Awards are Gay and Literally Fake

ESPN was caught winning more than 30 Emmy Awards for individuals who are imaginary employees of the Disney network:

In March 2023, Shelley Smith, who worked 26 years as an on-air reporter for ESPN, received a call from Stephanie Druley, then the network’s head of studio and event production. Druley said she wanted to talk about something “serious” that needed to stay between the two of them, Smith recalled. She then told Smith that Smith needed to return two sports Emmy statuettes that she had been given more than a decade earlier.

That request was one of many ESPN made of some of its biggest stars last year after the National Academy of Television Arts & Sciences (NATAS), the organization that administers the Emmys, uncovered a scheme that the network used to acquire more than 30 of the coveted statuettes for on-air talent ineligible to receive them. Since at least 2010, ESPN inserted fake names in Emmy entries, then took the awards won by some of those imaginary individuals, had them re-engraved and gave them to on-air personalities… The fraud was discovered by NATAS, which prompted an investigation by that organization and later by ESPN.

Sadly, it turns out that the legendary, award-winning broadcasters Kirk Henry, Lee Clark, and Dirk Howard don’t even exist.

Now, I’m fairly notorious for my indifference to awards. I’ve understood that most of them are nothing but popularity contests or marketing tools since my junior year of high school. And that’s not sour grapes or anything; I declined my high school’s attempt to invent a fake award when the soccer team coach wrongly felt I’d been robbed when the MVP award went to the spiritual leader of our undefeated team instead of to the leading scorer.
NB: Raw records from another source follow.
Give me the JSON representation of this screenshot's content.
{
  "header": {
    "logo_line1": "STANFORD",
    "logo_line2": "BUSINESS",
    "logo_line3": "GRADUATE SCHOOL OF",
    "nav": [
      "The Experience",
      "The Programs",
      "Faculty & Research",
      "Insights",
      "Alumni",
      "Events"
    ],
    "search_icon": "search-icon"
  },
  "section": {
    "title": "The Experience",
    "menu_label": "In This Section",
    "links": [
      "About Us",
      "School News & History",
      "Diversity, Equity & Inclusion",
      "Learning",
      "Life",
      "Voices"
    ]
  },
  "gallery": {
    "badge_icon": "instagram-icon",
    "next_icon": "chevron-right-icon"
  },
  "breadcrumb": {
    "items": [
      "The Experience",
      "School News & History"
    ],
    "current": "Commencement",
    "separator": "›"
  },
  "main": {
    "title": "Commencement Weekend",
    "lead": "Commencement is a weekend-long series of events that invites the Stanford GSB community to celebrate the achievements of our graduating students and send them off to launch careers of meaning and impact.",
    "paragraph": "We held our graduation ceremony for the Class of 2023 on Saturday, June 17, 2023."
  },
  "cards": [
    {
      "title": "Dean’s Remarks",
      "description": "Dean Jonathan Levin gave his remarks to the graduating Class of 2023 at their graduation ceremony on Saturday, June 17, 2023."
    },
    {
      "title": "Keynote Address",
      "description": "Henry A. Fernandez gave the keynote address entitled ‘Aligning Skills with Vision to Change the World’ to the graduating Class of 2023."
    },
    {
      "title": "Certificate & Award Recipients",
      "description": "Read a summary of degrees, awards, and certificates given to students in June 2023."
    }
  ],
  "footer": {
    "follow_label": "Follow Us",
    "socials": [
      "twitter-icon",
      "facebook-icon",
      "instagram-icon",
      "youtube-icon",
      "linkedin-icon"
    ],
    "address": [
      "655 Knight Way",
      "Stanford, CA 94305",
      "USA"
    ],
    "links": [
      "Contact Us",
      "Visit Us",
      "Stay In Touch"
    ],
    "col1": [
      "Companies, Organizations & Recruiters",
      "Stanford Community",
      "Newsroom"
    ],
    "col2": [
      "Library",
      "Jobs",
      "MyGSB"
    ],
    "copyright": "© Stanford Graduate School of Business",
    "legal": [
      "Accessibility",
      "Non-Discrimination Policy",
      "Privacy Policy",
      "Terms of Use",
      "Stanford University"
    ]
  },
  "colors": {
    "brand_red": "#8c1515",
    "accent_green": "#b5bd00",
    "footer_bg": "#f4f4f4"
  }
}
But a lot of people take them seriously even though they prove absolutely nothing about excellence or quality. And even if you weren’t convinced of that by the Sad/Rabid Puppies campaigns, or the fact that Mark Clifton and Frank Riley won the 1955 Hugo Award for their unforgettable novel They’d Rather Be Right over some little book written by an English professor called The Lord of the Rings, I should hope that ESPN winning 30 Emmies for people who don’t even exist would suffice.